SOURCE MATERIAL:
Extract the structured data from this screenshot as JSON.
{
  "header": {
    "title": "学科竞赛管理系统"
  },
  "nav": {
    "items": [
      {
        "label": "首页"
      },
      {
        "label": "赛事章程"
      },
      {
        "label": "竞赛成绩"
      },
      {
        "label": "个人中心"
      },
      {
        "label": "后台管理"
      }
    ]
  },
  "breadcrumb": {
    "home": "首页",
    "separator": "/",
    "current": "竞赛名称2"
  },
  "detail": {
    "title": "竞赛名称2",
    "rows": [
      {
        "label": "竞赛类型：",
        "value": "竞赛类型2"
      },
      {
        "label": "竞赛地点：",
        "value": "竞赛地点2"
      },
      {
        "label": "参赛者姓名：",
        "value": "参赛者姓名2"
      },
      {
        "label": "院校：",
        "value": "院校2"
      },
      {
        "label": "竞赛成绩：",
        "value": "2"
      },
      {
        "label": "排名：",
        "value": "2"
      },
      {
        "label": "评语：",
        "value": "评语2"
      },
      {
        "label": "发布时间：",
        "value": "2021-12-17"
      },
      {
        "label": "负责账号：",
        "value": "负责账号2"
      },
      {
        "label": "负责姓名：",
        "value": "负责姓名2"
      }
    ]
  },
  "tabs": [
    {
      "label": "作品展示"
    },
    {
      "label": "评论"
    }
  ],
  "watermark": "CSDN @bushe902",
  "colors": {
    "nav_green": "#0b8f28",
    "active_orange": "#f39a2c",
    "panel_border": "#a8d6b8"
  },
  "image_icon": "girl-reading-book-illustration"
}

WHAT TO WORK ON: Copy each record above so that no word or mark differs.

REPLY:
Extract the structured data from this screenshot as JSON.
{
  "header": {
    "title": "学科竞赛管理系统"
  },
  "nav": {
    "items": [
      {
        "label": "首页"
      },
      {
        "label": "赛事章程"
      },
      {
        "label": "竞赛成绩"
      },
      {
        "label": "个人中心"
      },
      {
        "label": "后台管理"
      }
    ]
  },
  "breadcrumb": {
    "home": "首页",
    "separator": "/",
    "current": "竞赛名称2"
  },
  "detail": {
    "title": "竞赛名称2",
    "rows": [
      {
        "label": "竞赛类型：",
        "value": "竞赛类型2"
      },
      {
        "label": "竞赛地点：",
        "value": "竞赛地点2"
      },
      {
        "label": "参赛者姓名：",
        "value": "参赛者姓名2"
      },
      {
        "label": "院校：",
        "value": "院校2"
      },
      {
        "label": "竞赛成绩：",
        "value": "2"
      },
      {
        "label": "排名：",
        "value": "2"
      },
      {
        "label": "评语：",
        "value": "评语2"
      },
      {
        "label": "发布时间：",
        "value": "2021-12-17"
      },
      {
        "label": "负责账号：",
        "value": "负责账号2"
      },
      {
        "label": "负责姓名：",
        "value": "负责姓名2"
      }
    ]
  },
  "tabs": [
    {
      "label": "作品展示"
    },
    {
      "label": "评论"
    }
  ],
  "watermark": "CSDN @bushe902",
  "colors": {
    "nav_green": "#0b8f28",
    "active_orange": "#f39a2c",
    "panel_border": "#a8d6b8"
  },
  "image_icon": "girl-reading-book-illustration"
}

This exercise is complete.